The Federal Railroad Administration (FRA) was created as part of the Department of Transportation Act of 1966. It is one of 10 agencies within the U.S. Department of Transportation concerned with intermodal transportation. Prior to the creation of the FRA the Interstate Commerce Commission (ICC) regulated railroad safety. The ICC was shut down in 1995.
The Surface Transportation Board manages economic aspects of railroads, including rates, service, acquisition and abandonment of rail lines. The Federal Transit Administration provides financial and technical assistance to local public transit agencies, including local rail operators not regulated by the FRA is provided by the Federal Transit Authority. The National Transportation Safety Board (NTSB) investigates transportation-related accidents and crashes, including those involving railroads.
What the FRA does
The mission of the FRA is to “enable the safe, reliable and efficient movement of people and goods for a strong America, now and in the future.”
The key functions of the FRA are: the creation and enforcement of rail safety regulations; the administration of railroad assistance programs; the administration of rail funding; research and development in support of improved railroad safety and national rail policy; provide for the rehabilitation of Northeast Corridor passenger rail service; and the consolidation of government support of rail transportation activities.
The FRA operates through seven divisions under the offices of the Administrator and Deputy Administrator. The agency employs a staff of about 850.
Hopper railcars sit on the tracks waiting to move. (Photo: transportation.gov)
The FRA is charged with the oversight and regulation of both passenger and freight rail operations on the national interconnected rail infrastructure within the United States .

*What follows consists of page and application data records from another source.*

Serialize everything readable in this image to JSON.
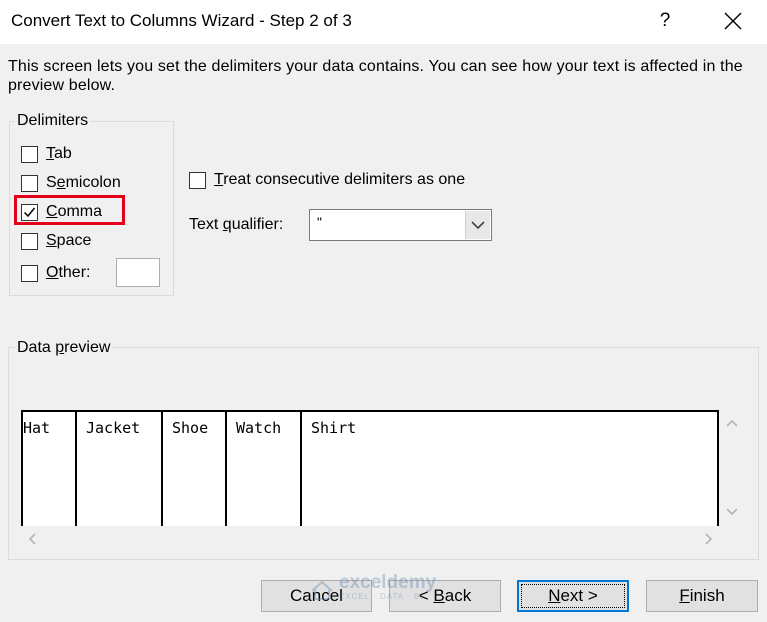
{
  "dialog": {
    "title": "Convert Text to Columns Wizard - Step 2 of 3",
    "help": "?",
    "description": "This screen lets you set the delimiters your data contains.  You can see how your text is affected in the preview below."
  },
  "delimiters": {
    "legend": "Delimiters",
    "items": [
      {
        "pre": "",
        "key": "T",
        "post": "ab",
        "checked": false
      },
      {
        "pre": "S",
        "key": "e",
        "post": "micolon",
        "checked": false
      },
      {
        "pre": "",
        "key": "C",
        "post": "omma",
        "checked": true
      },
      {
        "pre": "",
        "key": "S",
        "post": "pace",
        "checked": false
      },
      {
        "pre": "",
        "key": "O",
        "post": "ther:",
        "checked": false
      }
    ],
    "other_value": ""
  },
  "options": {
    "consecutive": {
      "key": "T",
      "post": "reat consecutive delimiters as one",
      "checked": false
    },
    "qualifier": {
      "pre": "Text ",
      "key": "q",
      "post": "ualifier:",
      "value": "\""
    }
  },
  "preview": {
    "legend_pre": "Data ",
    "legend_key": "p",
    "legend_post": "review",
    "columns": [
      "Hat",
      "Jacket",
      "Shoe",
      "Watch",
      "Shirt"
    ]
  },
  "buttons": {
    "cancel": "Cancel",
    "back": {
      "pre": "< ",
      "key": "B",
      "post": "ack"
    },
    "next": {
      "key": "N",
      "post": "ext >"
    },
    "finish": {
      "key": "F",
      "post": "inish"
    }
  },
  "watermark": {
    "name": "exceldemy",
    "tagline": "EXCEL · DATA · BI"
  }
}
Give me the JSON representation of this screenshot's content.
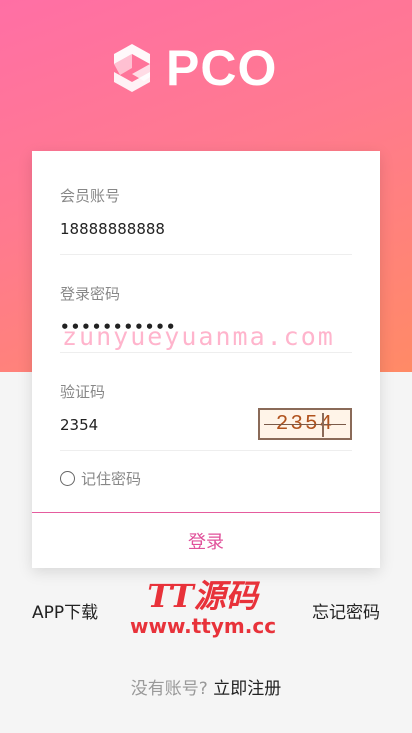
{
  "brand": {
    "name": "PCO",
    "logo_icon": "pco-cube-logo-icon"
  },
  "form": {
    "account": {
      "label": "会员账号",
      "value": "18888888888"
    },
    "password": {
      "label": "登录密码",
      "value": "•••••••••••"
    },
    "captcha": {
      "label": "验证码",
      "value": "2354",
      "image_text": "2354"
    },
    "remember": {
      "label": "记住密码",
      "checked": false
    },
    "submit_label": "登录"
  },
  "links": {
    "app_download": "APP下载",
    "forgot_password": "忘记密码"
  },
  "register": {
    "prompt": "没有账号?",
    "link": "立即注册"
  },
  "watermarks": {
    "top": "zunyueyuanma.com",
    "bottom_title": "TT源码",
    "bottom_url": "www.ttym.cc"
  },
  "colors": {
    "accent": "#e0509a",
    "gradient_start": "#ff6fa5",
    "gradient_end": "#ff8a66"
  }
}
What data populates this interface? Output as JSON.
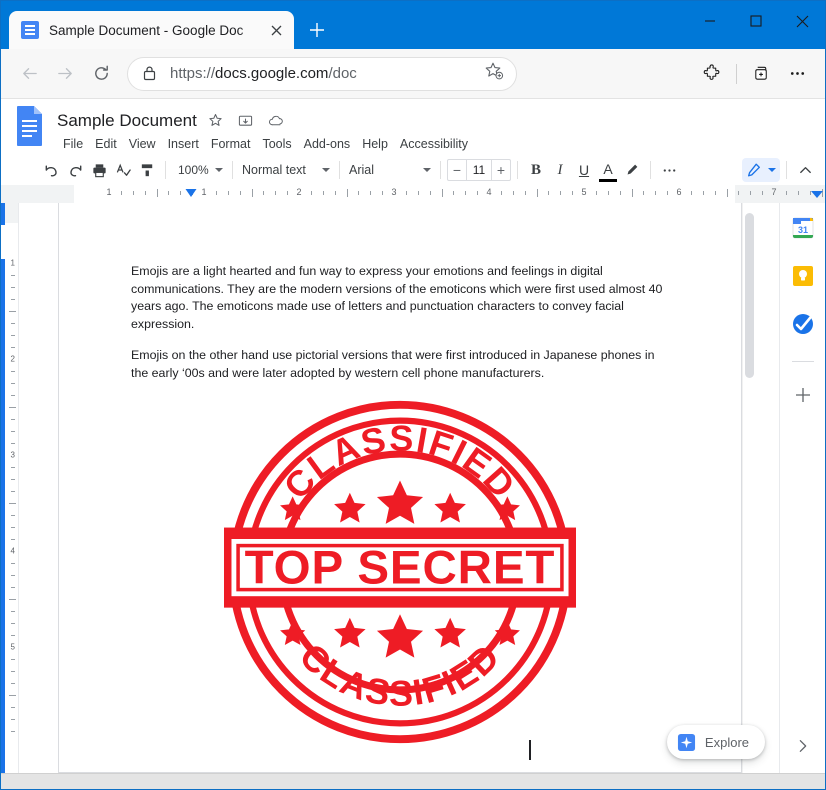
{
  "browser": {
    "tab": {
      "title": "Sample Document - Google Doc",
      "favicon_icon": "google-docs-favicon",
      "close_icon": "close-icon"
    },
    "new_tab_icon": "plus-icon",
    "window_controls": {
      "minimize_icon": "minimize-icon",
      "maximize_icon": "maximize-icon",
      "close_icon": "close-icon"
    },
    "toolbar": {
      "back_icon": "arrow-back-icon",
      "forward_icon": "arrow-forward-icon",
      "reload_icon": "reload-icon",
      "lock_icon": "lock-icon",
      "url": "https://docs.google.com/doc",
      "url_scheme": "https://",
      "url_host": "docs.google.com",
      "url_path": "/doc",
      "favorite_icon": "star-add-icon",
      "extensions_icon": "puzzle-piece-icon",
      "collections_icon": "collections-add-icon",
      "settings_icon": "ellipsis-icon"
    },
    "titlebar_color": "#0078d7"
  },
  "docs": {
    "logo_icon": "google-docs-logo",
    "title": "Sample Document",
    "title_icons": [
      {
        "name": "star-icon",
        "glyph": "☆"
      },
      {
        "name": "move-to-folder-icon",
        "glyph": "folder"
      },
      {
        "name": "cloud-saved-icon",
        "glyph": "cloud"
      }
    ],
    "menu": [
      {
        "label": "File"
      },
      {
        "label": "Edit"
      },
      {
        "label": "View"
      },
      {
        "label": "Insert"
      },
      {
        "label": "Format"
      },
      {
        "label": "Tools"
      },
      {
        "label": "Add-ons"
      },
      {
        "label": "Help"
      },
      {
        "label": "Accessibility"
      }
    ],
    "toolbar": {
      "undo_icon": "undo-icon",
      "redo_icon": "redo-icon",
      "print_icon": "print-icon",
      "spellcheck_icon": "spellcheck-icon",
      "paint_format_icon": "paint-format-icon",
      "zoom_value": "100%",
      "paragraph_style": "Normal text",
      "font_family": "Arial",
      "font_size_decrease": "−",
      "font_size": "11",
      "font_size_increase": "+",
      "bold_label": "B",
      "italic_label": "I",
      "underline_label": "U",
      "text_color_label": "A",
      "highlight_icon": "highlight-pen-icon",
      "more_icon": "ellipsis-icon",
      "edit_mode_icon": "pencil-icon",
      "collapse_icon": "chevron-up-icon"
    },
    "ruler": {
      "h_numbers": [
        "1",
        "1",
        "2",
        "3",
        "4",
        "5",
        "6",
        "7"
      ],
      "v_numbers": [
        "1",
        "2",
        "3",
        "4",
        "5"
      ],
      "left_indent_icon": "indent-marker-icon",
      "right_indent_icon": "indent-marker-icon"
    },
    "outline_icon": "document-outline-icon",
    "document": {
      "paragraphs": [
        "Emojis are a light hearted and fun way to express your emotions and feelings in digital communications. They are the modern versions of the emoticons which were first used almost 40 years ago. The emoticons made use of letters and punctuation characters to convey facial expression.",
        "Emojis on the other hand use pictorial versions that were first introduced in Japanese phones in the early ‘00s and were later adopted by western cell phone manufacturers."
      ],
      "stamp": {
        "banner_text": "TOP SECRET",
        "arc_text_top": "CLASSIFIED",
        "arc_text_bottom": "CLASSIFIED",
        "color": "#ee1c25",
        "star_count_top": 5,
        "star_count_bottom": 5
      },
      "text_caret": "text-cursor"
    },
    "explore": {
      "label": "Explore",
      "icon": "explore-star-icon"
    },
    "sidebar": {
      "items": [
        {
          "name": "google-calendar-icon",
          "label": "31"
        },
        {
          "name": "google-keep-icon",
          "label": ""
        },
        {
          "name": "google-tasks-icon",
          "label": ""
        }
      ],
      "add_icon": "plus-icon"
    },
    "scroll": {
      "vertical_thumb": "scrollbar-thumb",
      "expand_icon": "chevron-right-icon"
    }
  }
}
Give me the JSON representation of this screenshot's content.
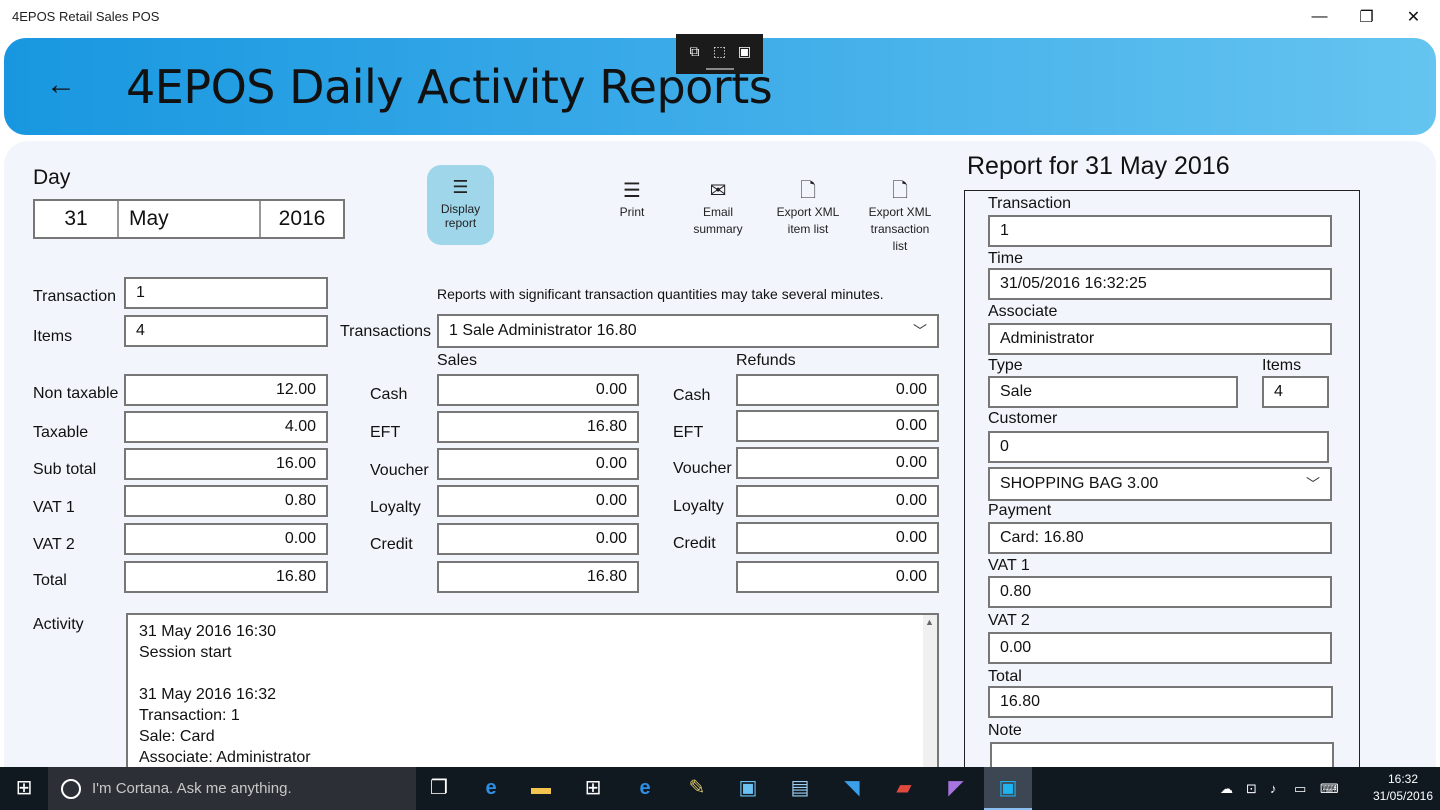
{
  "window": {
    "title": "4EPOS Retail Sales POS",
    "minimize_glyph": "—",
    "maximize_glyph": "❐",
    "close_glyph": "✕"
  },
  "header": {
    "back_glyph": "←",
    "title": "4EPOS Daily Activity Reports"
  },
  "day": {
    "label": "Day",
    "day": "31",
    "month": "May",
    "year": "2016"
  },
  "toolbar": {
    "display_report": "Display report",
    "print": "Print",
    "email_summary": "Email summary",
    "export_xml_item_list": "Export XML item list",
    "export_xml_transaction_list": "Export XML transaction list"
  },
  "notice": "Reports with significant transaction quantities may take several minutes.",
  "summary": {
    "transaction_label": "Transaction",
    "transaction": "1",
    "items_label": "Items",
    "items": "4",
    "non_taxable_label": "Non taxable",
    "non_taxable": "12.00",
    "taxable_label": "Taxable",
    "taxable": "4.00",
    "sub_total_label": "Sub total",
    "sub_total": "16.00",
    "vat1_label": "VAT 1",
    "vat1": "0.80",
    "vat2_label": "VAT 2",
    "vat2": "0.00",
    "total_label": "Total",
    "total": "16.80"
  },
  "transactions": {
    "label": "Transactions",
    "selected": "1 Sale Administrator 16.80"
  },
  "sales": {
    "header": "Sales",
    "rows": [
      {
        "label": "Cash",
        "value": "0.00"
      },
      {
        "label": "EFT",
        "value": "16.80"
      },
      {
        "label": "Voucher",
        "value": "0.00"
      },
      {
        "label": "Loyalty",
        "value": "0.00"
      },
      {
        "label": "Credit",
        "value": "0.00"
      }
    ],
    "total": "16.80"
  },
  "refunds": {
    "header": "Refunds",
    "rows": [
      {
        "label": "Cash",
        "value": "0.00"
      },
      {
        "label": "EFT",
        "value": "0.00"
      },
      {
        "label": "Voucher",
        "value": "0.00"
      },
      {
        "label": "Loyalty",
        "value": "0.00"
      },
      {
        "label": "Credit",
        "value": "0.00"
      }
    ],
    "total": "0.00"
  },
  "activity": {
    "label": "Activity",
    "lines": [
      "31 May 2016  16:30",
      "Session start",
      "",
      "31 May 2016  16:32",
      "Transaction: 1",
      "Sale: Card",
      "Associate: Administrator"
    ]
  },
  "report": {
    "title": "Report for 31 May 2016",
    "transaction_label": "Transaction",
    "transaction": "1",
    "time_label": "Time",
    "time": "31/05/2016 16:32:25",
    "associate_label": "Associate",
    "associate": "Administrator",
    "type_label": "Type",
    "type": "Sale",
    "items_label": "Items",
    "items": "4",
    "customer_label": "Customer",
    "customer": "0",
    "line_item": "SHOPPING BAG 3.00",
    "payment_label": "Payment",
    "payment": "Card: 16.80",
    "vat1_label": "VAT 1",
    "vat1": "0.80",
    "vat2_label": "VAT 2",
    "vat2": "0.00",
    "total_label": "Total",
    "total": "16.80",
    "note_label": "Note",
    "note": ""
  },
  "taskbar": {
    "cortana_placeholder": "I'm Cortana. Ask me anything.",
    "time": "16:32",
    "date": "31/05/2016",
    "apps": [
      "task-view-icon",
      "edge-icon",
      "file-explorer-icon",
      "store-icon",
      "internet-explorer-icon",
      "paint-icon",
      "app-icon",
      "image-app-icon",
      "vscode-icon",
      "pdf-icon",
      "visual-studio-icon",
      "4epos-icon"
    ]
  }
}
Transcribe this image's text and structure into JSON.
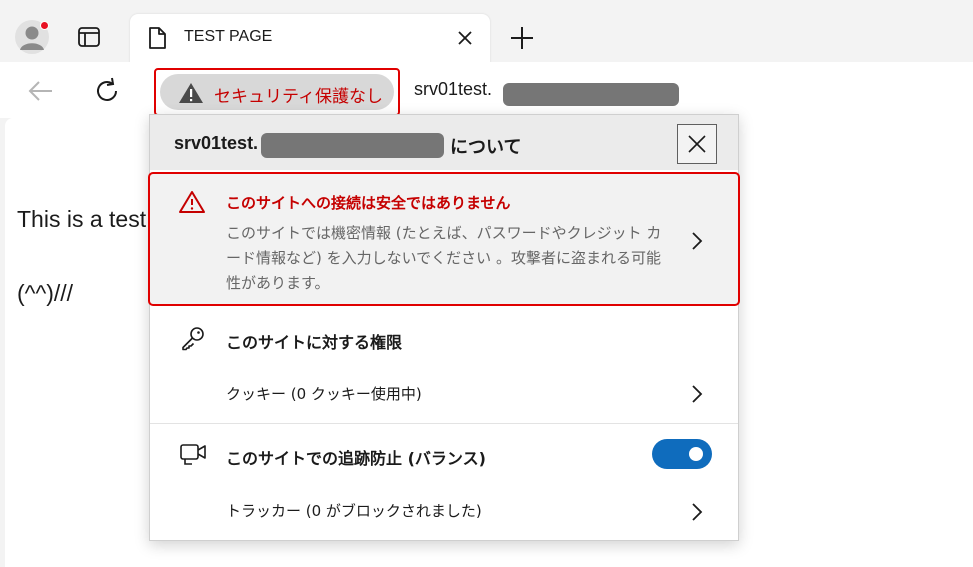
{
  "tab": {
    "title": "TEST PAGE"
  },
  "address": {
    "security_label": "セキュリティ保護なし",
    "url_prefix": "srv01test."
  },
  "page": {
    "line1": "This is a test",
    "line2": "(^^)///"
  },
  "popup": {
    "site_prefix": "srv01test.",
    "about_suffix": "について",
    "warning": {
      "title": "このサイトへの接続は安全ではありません",
      "body": "このサイトでは機密情報 (たとえば、パスワードやクレジット カード情報など) を入力しないでください 。攻撃者に盗まれる可能性があります。"
    },
    "permissions": {
      "title": "このサイトに対する権限",
      "cookies_label": "クッキー (0 クッキー使用中)"
    },
    "tracking": {
      "title": "このサイトでの追跡防止 (バランス)",
      "enabled": true,
      "trackers_label": "トラッカー (0 がブロックされました)"
    }
  },
  "colors": {
    "alert_red": "#c50000",
    "highlight_border": "#e00000",
    "toggle_blue": "#0f6cbd",
    "redaction_gray": "#767676"
  },
  "icons": [
    "profile-icon",
    "tab-actions-icon",
    "document-icon",
    "close-icon",
    "plus-icon",
    "back-arrow-icon",
    "refresh-icon",
    "warning-icon",
    "chevron-right-icon",
    "key-icon",
    "camera-tracking-icon"
  ]
}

The agency regulates public and intercity rail services; however it does not regulate “closed” railways that operate exclusively on private property. Additionally it does not have regulatory authority over subways, light rail or elevated intra-city passenger rail systems that do not connect to any public rail networks.
Of the key functions of the FRA, the enforcement of safety regulations (i.e., speed limits and requirements for safety features such as positive train control) is first among equals. Non-legislative recommendations of FRA policy come from the agency’s Rail Safety Advisory Committee (which was established in 1996). However, much of FRA policy is created by Congressional legislation. An example is the Rail Safety Improvement Act of 2008. This was Congressional legislation that became law. The FRA, which was charged to enforce the Act, is doing so through numerous regulations that took effect two years after the legislation became law.
Two Norfolk Southern trains. (Photo: Norfolk Southern Corporation)
National Rail Plan
The need for a National Rail Plan (NRP) was a component of the Passenger Rail Investment and Improvement Act of 2008 (PRIIA). However, before the official plan could be drafted, the PRIIA required a Preliminary National Rail Plan (PNRP) to be drafted first, which was submitted to Congress by the FRA on October 15, 2009. On December 16, 2009 the Consolidated Appropriations Act of 2010 was enacted into law and established the delivery date for the NRP as September 15, 2010.
The U.S. population and the nation’s infrastructure continue to grow, which means that the transportation systems used also need to grow. Therefore, the NRP’s main goal is to increase the nation’s railway capacity to include 70 million more people and 2.8 billion tons more of freight within the next 25 years, and 100 million more people and 4 billion tons more of freight within the next 40 years. The NRP also calls for the continued improvement in rail safety.
Two Union Pacific freight trains move on parallel tracks in a major city environment. (Photo: Jim Allen/FreightWaves)